What the task asks:
Your answer should consist of every line from the records that holds the string "JSON".
----- Exercise data -----
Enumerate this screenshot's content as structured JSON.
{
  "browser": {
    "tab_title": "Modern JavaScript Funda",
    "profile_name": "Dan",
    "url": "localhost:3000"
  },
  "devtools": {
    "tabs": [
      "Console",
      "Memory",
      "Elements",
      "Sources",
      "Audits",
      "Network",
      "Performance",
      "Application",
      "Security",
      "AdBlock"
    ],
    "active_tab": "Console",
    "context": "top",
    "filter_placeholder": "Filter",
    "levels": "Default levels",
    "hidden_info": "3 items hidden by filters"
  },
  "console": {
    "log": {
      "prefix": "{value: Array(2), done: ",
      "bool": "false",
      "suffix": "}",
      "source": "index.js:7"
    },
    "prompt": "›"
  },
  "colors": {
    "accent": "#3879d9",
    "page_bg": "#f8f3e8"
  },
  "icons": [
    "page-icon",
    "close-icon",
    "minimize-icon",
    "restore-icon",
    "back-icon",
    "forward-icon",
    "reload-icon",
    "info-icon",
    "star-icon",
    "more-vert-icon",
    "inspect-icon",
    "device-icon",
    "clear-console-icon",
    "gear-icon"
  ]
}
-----
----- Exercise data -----
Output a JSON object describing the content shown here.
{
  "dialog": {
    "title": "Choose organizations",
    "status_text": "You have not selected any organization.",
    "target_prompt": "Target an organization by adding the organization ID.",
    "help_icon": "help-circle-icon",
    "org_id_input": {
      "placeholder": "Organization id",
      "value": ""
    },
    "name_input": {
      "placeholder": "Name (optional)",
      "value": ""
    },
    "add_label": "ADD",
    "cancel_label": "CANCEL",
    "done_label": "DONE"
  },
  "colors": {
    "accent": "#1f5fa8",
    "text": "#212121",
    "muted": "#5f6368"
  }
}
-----
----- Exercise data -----
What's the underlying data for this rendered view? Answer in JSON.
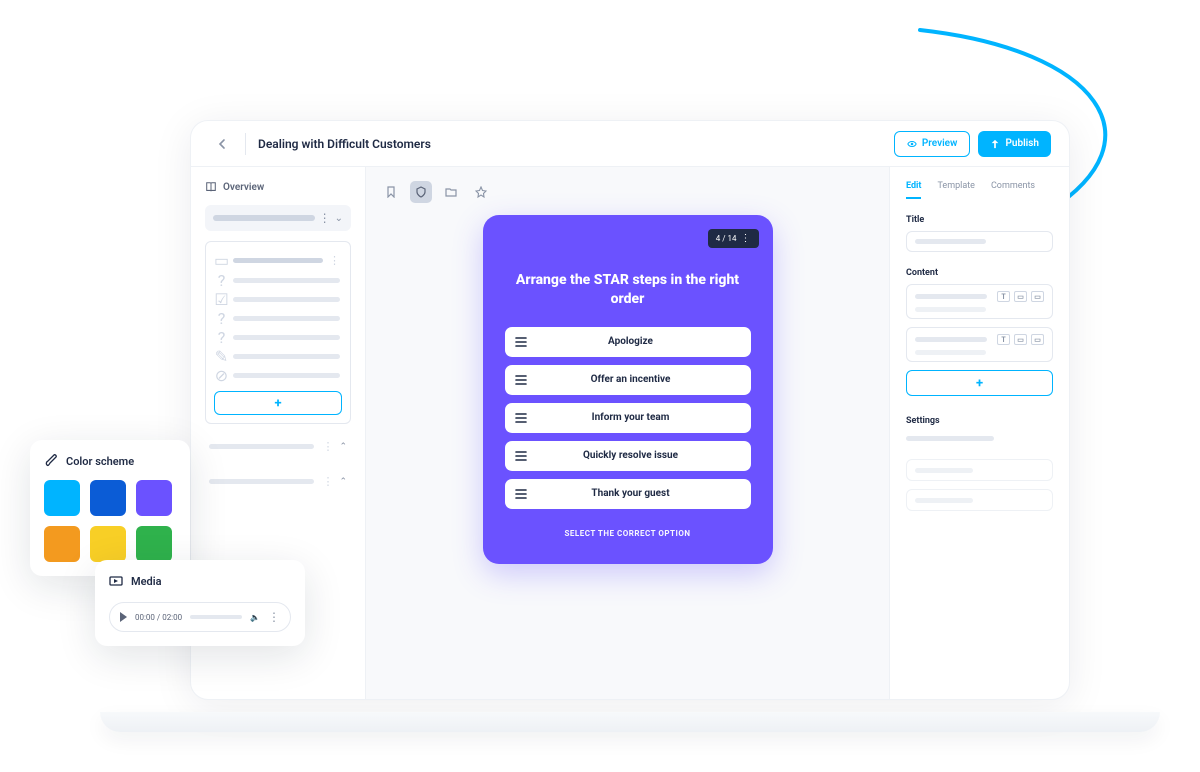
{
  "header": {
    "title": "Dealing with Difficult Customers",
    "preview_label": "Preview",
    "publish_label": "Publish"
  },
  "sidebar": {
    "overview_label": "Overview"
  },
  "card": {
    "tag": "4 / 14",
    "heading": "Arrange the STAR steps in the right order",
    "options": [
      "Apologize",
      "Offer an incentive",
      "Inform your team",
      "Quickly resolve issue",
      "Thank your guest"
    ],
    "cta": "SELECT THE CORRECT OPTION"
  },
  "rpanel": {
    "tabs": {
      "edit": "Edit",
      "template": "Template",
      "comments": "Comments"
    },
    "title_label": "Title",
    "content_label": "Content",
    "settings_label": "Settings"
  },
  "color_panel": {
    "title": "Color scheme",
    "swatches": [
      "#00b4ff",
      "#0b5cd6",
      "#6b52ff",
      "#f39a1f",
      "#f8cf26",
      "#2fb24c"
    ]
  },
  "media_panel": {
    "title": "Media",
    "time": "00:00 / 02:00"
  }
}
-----
Solved problem:
Enumerate this screenshot's content as structured JSON.
Output a JSON object describing the content shown here.
What's the underlying data for this rendered view? Answer in JSON.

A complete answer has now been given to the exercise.